═══ TASK INPUT ═══
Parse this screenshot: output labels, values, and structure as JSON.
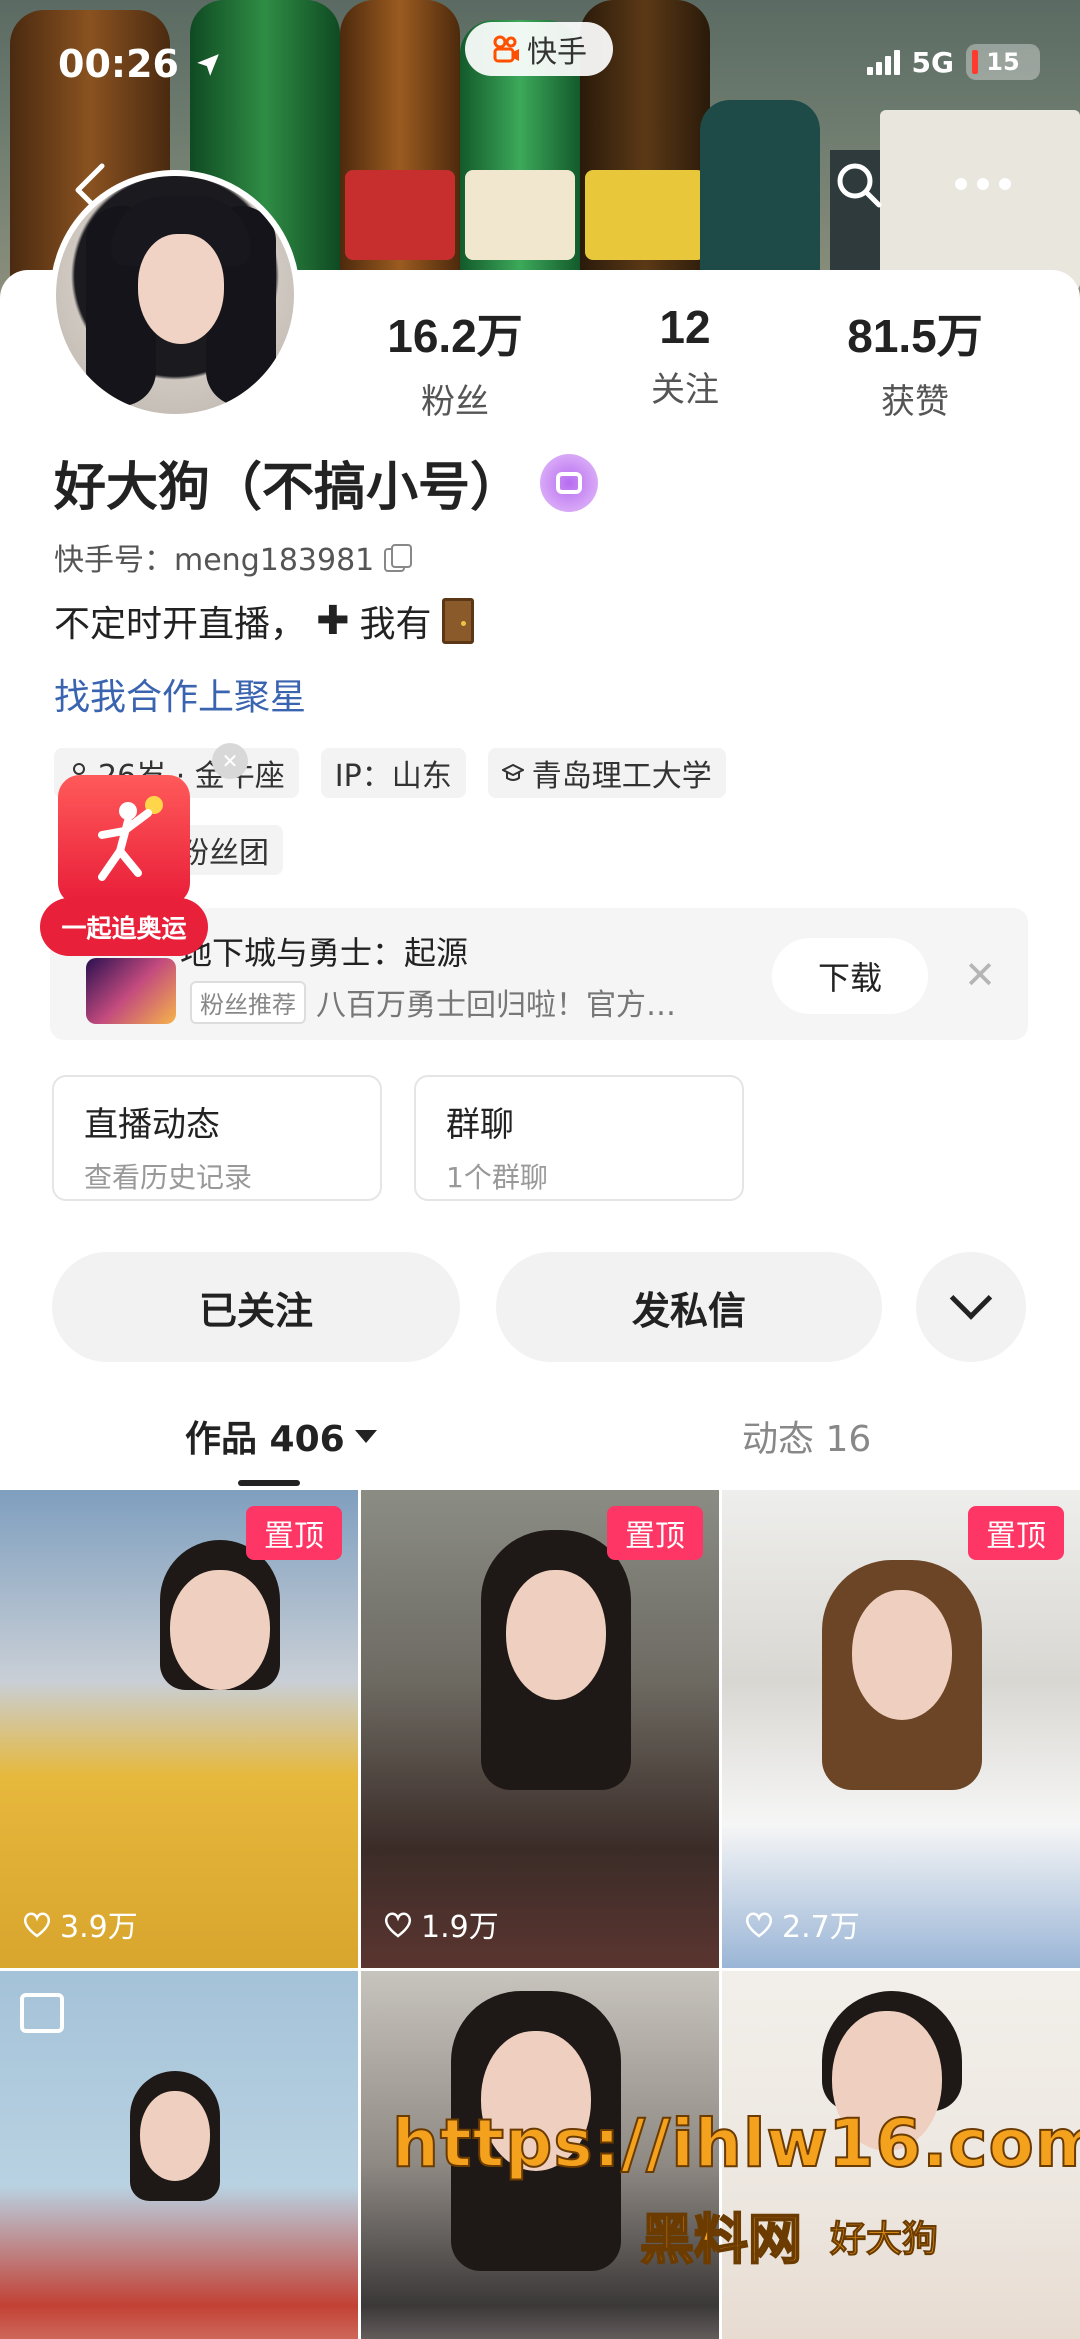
{
  "status_bar": {
    "time": "00:26",
    "network": "5G",
    "battery": "15"
  },
  "app_badge": {
    "label": "快手"
  },
  "profile": {
    "name": "好大狗（不搞小号）",
    "ks_id": "快手号：meng183981",
    "bio_text": "不定时开直播，",
    "bio_suffix": "我有",
    "coop_link": "找我合作上聚星"
  },
  "stats": [
    {
      "value": "16.2万",
      "label": "粉丝"
    },
    {
      "value": "12",
      "label": "关注"
    },
    {
      "value": "81.5万",
      "label": "获赞"
    }
  ],
  "tags": [
    {
      "label": "26岁 · 金牛座",
      "icon": "person-icon"
    },
    {
      "label": "IP：山东",
      "icon": ""
    },
    {
      "label": "青岛理工大学",
      "icon": "graduation-cap-icon"
    }
  ],
  "fans_tag": "粉丝团",
  "olympic": {
    "label": "一起追奥运"
  },
  "game_ad": {
    "title": "地下城与勇士：起源",
    "badge": "粉丝推荐",
    "desc": "八百万勇士回归啦！官方…",
    "download": "下载"
  },
  "cards": [
    {
      "title": "直播动态",
      "sub": "查看历史记录"
    },
    {
      "title": "群聊",
      "sub": "1个群聊"
    }
  ],
  "actions": {
    "follow": "已关注",
    "message": "发私信"
  },
  "tabs": {
    "works": "作品 406",
    "dynamics": "动态 16"
  },
  "grid": [
    {
      "pinned": "置顶",
      "likes": "3.9万"
    },
    {
      "pinned": "置顶",
      "likes": "1.9万"
    },
    {
      "pinned": "置顶",
      "likes": "2.7万"
    },
    {
      "pinned": "",
      "likes": ""
    },
    {
      "pinned": "",
      "likes": ""
    },
    {
      "pinned": "",
      "likes": ""
    }
  ],
  "watermark": {
    "url": "https://ihlw16.com",
    "site": "黑料网",
    "name": "好大狗"
  },
  "colors": {
    "pin": "#fe3666",
    "link": "#3a64b0",
    "verify": "#b76df0"
  }
}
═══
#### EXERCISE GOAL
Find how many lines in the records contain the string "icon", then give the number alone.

#### ANSWER SECTION
3